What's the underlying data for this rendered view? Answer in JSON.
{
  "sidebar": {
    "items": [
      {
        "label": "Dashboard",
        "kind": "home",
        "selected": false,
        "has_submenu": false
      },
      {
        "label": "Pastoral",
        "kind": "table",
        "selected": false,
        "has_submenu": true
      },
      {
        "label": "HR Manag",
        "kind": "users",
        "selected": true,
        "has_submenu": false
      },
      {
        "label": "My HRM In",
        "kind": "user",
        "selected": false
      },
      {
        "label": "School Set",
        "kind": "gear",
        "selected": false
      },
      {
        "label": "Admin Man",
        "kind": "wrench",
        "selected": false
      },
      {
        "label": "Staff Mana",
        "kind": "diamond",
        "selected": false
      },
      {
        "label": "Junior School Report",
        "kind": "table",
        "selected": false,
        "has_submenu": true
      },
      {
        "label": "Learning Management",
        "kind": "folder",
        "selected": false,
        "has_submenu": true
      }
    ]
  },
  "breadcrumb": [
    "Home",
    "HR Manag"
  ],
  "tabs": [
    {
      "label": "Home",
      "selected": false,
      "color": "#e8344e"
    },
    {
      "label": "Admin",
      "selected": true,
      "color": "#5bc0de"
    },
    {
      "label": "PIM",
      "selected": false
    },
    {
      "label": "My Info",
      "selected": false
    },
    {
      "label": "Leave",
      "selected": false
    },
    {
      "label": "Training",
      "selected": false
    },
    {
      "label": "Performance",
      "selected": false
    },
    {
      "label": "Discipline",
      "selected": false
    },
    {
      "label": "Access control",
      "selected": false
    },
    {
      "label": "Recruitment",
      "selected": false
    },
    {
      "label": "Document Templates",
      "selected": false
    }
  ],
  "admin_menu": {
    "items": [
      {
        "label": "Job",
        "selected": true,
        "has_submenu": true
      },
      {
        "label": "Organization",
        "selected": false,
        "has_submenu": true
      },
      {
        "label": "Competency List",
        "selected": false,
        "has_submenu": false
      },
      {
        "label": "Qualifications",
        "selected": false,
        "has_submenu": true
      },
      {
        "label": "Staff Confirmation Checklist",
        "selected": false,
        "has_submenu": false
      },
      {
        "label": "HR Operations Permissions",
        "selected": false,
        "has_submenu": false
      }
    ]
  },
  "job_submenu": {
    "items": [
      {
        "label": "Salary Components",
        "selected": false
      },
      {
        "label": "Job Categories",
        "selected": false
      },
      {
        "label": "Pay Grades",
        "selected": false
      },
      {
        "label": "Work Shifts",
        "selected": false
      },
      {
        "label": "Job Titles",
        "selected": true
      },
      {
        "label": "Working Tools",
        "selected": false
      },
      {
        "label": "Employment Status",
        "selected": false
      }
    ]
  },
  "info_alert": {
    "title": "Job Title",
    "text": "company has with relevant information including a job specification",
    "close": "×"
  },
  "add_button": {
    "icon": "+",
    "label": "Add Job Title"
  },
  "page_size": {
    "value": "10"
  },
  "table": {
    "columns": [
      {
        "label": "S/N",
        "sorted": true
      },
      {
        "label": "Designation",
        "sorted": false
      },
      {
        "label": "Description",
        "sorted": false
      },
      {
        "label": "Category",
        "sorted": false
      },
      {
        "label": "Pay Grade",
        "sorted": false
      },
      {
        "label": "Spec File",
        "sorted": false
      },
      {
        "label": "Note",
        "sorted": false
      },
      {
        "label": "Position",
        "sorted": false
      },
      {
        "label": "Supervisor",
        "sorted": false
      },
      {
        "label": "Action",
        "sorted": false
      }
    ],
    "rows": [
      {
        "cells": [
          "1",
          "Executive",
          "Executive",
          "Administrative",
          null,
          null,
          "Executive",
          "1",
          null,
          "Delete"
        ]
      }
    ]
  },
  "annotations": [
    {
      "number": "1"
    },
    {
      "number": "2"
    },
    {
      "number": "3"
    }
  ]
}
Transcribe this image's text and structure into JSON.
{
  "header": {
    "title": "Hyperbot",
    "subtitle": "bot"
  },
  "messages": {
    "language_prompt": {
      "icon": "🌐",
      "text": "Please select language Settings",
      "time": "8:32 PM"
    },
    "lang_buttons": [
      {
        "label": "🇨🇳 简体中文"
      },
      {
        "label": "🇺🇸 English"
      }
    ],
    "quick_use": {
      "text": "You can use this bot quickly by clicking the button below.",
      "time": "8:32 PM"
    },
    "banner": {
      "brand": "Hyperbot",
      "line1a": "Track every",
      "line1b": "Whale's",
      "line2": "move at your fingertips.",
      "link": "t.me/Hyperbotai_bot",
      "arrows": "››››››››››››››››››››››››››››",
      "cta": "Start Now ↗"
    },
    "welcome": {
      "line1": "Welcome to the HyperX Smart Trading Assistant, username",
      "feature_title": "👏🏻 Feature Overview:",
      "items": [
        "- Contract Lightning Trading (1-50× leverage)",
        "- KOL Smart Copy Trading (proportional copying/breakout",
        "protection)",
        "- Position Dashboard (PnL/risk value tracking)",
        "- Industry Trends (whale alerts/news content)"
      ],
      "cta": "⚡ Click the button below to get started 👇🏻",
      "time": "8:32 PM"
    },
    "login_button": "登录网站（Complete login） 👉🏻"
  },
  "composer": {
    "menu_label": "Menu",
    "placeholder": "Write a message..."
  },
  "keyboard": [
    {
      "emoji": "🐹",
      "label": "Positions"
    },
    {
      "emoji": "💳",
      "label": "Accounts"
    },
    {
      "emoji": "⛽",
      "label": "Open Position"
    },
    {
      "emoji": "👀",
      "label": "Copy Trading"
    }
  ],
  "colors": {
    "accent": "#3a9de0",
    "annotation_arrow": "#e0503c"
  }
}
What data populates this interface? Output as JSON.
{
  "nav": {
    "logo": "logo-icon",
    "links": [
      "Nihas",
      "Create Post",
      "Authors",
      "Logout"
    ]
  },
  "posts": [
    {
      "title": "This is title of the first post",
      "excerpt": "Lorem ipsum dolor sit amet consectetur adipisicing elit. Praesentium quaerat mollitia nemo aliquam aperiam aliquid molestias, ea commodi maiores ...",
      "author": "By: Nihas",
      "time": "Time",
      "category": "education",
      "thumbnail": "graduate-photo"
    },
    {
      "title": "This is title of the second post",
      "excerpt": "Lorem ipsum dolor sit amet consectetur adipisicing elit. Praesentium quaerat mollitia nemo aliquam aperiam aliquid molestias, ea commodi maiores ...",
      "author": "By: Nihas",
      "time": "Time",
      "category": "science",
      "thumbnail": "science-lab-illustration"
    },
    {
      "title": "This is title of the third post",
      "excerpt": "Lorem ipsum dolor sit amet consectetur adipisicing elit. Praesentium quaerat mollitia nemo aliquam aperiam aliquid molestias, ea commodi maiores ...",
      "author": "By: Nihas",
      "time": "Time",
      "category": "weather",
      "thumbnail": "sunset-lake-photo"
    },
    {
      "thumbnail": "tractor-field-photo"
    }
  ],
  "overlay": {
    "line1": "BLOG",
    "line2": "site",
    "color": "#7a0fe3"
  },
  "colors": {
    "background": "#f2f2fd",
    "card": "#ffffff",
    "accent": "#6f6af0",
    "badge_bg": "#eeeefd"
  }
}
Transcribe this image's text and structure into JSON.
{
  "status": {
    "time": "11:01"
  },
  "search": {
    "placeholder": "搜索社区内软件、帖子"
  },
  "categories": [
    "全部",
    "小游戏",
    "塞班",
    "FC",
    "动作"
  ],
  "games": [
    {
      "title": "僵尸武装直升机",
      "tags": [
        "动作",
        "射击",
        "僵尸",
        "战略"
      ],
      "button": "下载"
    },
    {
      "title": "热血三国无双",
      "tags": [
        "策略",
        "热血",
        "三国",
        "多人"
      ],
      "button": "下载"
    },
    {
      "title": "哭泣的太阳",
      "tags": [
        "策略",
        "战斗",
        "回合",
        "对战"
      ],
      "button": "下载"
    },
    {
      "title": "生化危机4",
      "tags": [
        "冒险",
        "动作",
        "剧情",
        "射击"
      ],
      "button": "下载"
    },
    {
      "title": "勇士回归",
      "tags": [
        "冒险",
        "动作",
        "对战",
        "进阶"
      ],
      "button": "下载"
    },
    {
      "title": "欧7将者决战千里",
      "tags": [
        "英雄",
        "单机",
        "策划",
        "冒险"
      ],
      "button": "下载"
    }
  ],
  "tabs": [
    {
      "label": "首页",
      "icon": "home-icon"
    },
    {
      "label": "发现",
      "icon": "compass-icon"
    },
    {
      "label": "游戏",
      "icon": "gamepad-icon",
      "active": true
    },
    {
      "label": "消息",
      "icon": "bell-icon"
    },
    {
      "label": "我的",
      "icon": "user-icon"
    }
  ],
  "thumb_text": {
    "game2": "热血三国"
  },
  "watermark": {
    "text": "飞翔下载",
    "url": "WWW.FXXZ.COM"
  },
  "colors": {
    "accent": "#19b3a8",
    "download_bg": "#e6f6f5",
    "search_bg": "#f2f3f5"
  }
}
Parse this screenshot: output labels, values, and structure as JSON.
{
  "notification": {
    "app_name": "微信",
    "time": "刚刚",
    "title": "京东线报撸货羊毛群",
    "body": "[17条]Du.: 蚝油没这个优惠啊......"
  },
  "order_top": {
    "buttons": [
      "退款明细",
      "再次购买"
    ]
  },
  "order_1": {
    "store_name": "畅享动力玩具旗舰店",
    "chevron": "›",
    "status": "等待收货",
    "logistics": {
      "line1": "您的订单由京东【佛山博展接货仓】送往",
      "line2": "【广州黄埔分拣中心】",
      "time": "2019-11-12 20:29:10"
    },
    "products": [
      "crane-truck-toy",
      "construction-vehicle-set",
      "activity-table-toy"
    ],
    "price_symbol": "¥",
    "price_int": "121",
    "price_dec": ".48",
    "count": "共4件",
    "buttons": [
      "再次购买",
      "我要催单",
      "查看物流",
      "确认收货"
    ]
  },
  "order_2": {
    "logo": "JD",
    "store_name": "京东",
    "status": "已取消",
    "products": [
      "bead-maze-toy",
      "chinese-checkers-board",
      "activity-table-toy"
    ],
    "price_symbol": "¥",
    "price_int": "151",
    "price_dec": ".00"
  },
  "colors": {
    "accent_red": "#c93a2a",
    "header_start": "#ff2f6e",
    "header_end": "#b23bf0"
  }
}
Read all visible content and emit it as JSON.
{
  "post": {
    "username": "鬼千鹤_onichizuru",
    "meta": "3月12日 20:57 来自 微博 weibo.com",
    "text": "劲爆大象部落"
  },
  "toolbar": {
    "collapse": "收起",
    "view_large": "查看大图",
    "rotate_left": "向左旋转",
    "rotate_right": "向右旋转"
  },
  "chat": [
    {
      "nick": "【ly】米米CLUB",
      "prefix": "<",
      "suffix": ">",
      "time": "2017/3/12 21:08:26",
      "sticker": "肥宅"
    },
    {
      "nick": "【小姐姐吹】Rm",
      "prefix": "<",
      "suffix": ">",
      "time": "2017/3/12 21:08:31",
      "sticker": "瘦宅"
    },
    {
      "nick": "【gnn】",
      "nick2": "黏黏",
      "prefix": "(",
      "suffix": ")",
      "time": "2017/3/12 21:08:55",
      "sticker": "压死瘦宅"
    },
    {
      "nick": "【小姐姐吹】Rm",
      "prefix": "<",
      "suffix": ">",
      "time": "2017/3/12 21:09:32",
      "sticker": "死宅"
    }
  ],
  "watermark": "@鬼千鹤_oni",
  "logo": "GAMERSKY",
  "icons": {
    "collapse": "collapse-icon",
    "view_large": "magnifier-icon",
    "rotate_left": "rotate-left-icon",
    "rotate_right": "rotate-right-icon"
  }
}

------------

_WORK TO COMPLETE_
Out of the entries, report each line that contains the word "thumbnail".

_ANSWER TO THE EXERCISE_
      "thumbnail": "graduate-photo"
      "thumbnail": "science-lab-illustration"
      "thumbnail": "sunset-lake-photo"
      "thumbnail": "tractor-field-photo"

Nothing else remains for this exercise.